[Interface dataset entries]
□ □ □

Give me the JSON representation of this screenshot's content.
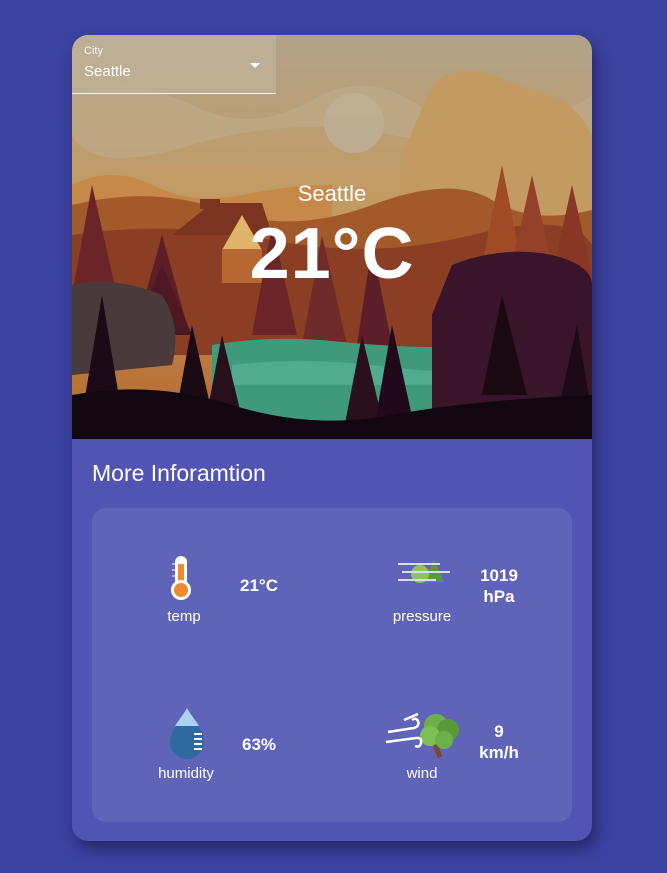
{
  "city_select": {
    "label": "City",
    "value": "Seattle"
  },
  "hero": {
    "city": "Seattle",
    "temperature": "21°C"
  },
  "more_info": {
    "title": "More Inforamtion",
    "items": [
      {
        "id": "temp",
        "caption": "temp",
        "value_line1": "21°C",
        "value_line2": "",
        "icon": "thermometer-icon"
      },
      {
        "id": "pressure",
        "caption": "pressure",
        "value_line1": "1019",
        "value_line2": "hPa",
        "icon": "pressure-icon"
      },
      {
        "id": "humidity",
        "caption": "humidity",
        "value_line1": "63%",
        "value_line2": "",
        "icon": "water-drop-icon"
      },
      {
        "id": "wind",
        "caption": "wind",
        "value_line1": "9",
        "value_line2": "km/h",
        "icon": "wind-tree-icon"
      }
    ]
  },
  "colors": {
    "page_background": "#3c42a0",
    "card_background": "#5254b3",
    "panel_background": "#6064b8",
    "text": "#ffffff"
  }
}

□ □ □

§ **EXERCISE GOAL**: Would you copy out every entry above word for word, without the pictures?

§ **ANSWER TO THIS TASK**:
Give me the JSON representation of this screenshot's content.
{
  "city_select": {
    "label": "City",
    "value": "Seattle"
  },
  "hero": {
    "city": "Seattle",
    "temperature": "21°C"
  },
  "more_info": {
    "title": "More Inforamtion",
    "items": [
      {
        "id": "temp",
        "caption": "temp",
        "value_line1": "21°C",
        "value_line2": "",
        "icon": "thermometer-icon"
      },
      {
        "id": "pressure",
        "caption": "pressure",
        "value_line1": "1019",
        "value_line2": "hPa",
        "icon": "pressure-icon"
      },
      {
        "id": "humidity",
        "caption": "humidity",
        "value_line1": "63%",
        "value_line2": "",
        "icon": "water-drop-icon"
      },
      {
        "id": "wind",
        "caption": "wind",
        "value_line1": "9",
        "value_line2": "km/h",
        "icon": "wind-tree-icon"
      }
    ]
  },
  "colors": {
    "page_background": "#3c42a0",
    "card_background": "#5254b3",
    "panel_background": "#6064b8",
    "text": "#ffffff"
  }
}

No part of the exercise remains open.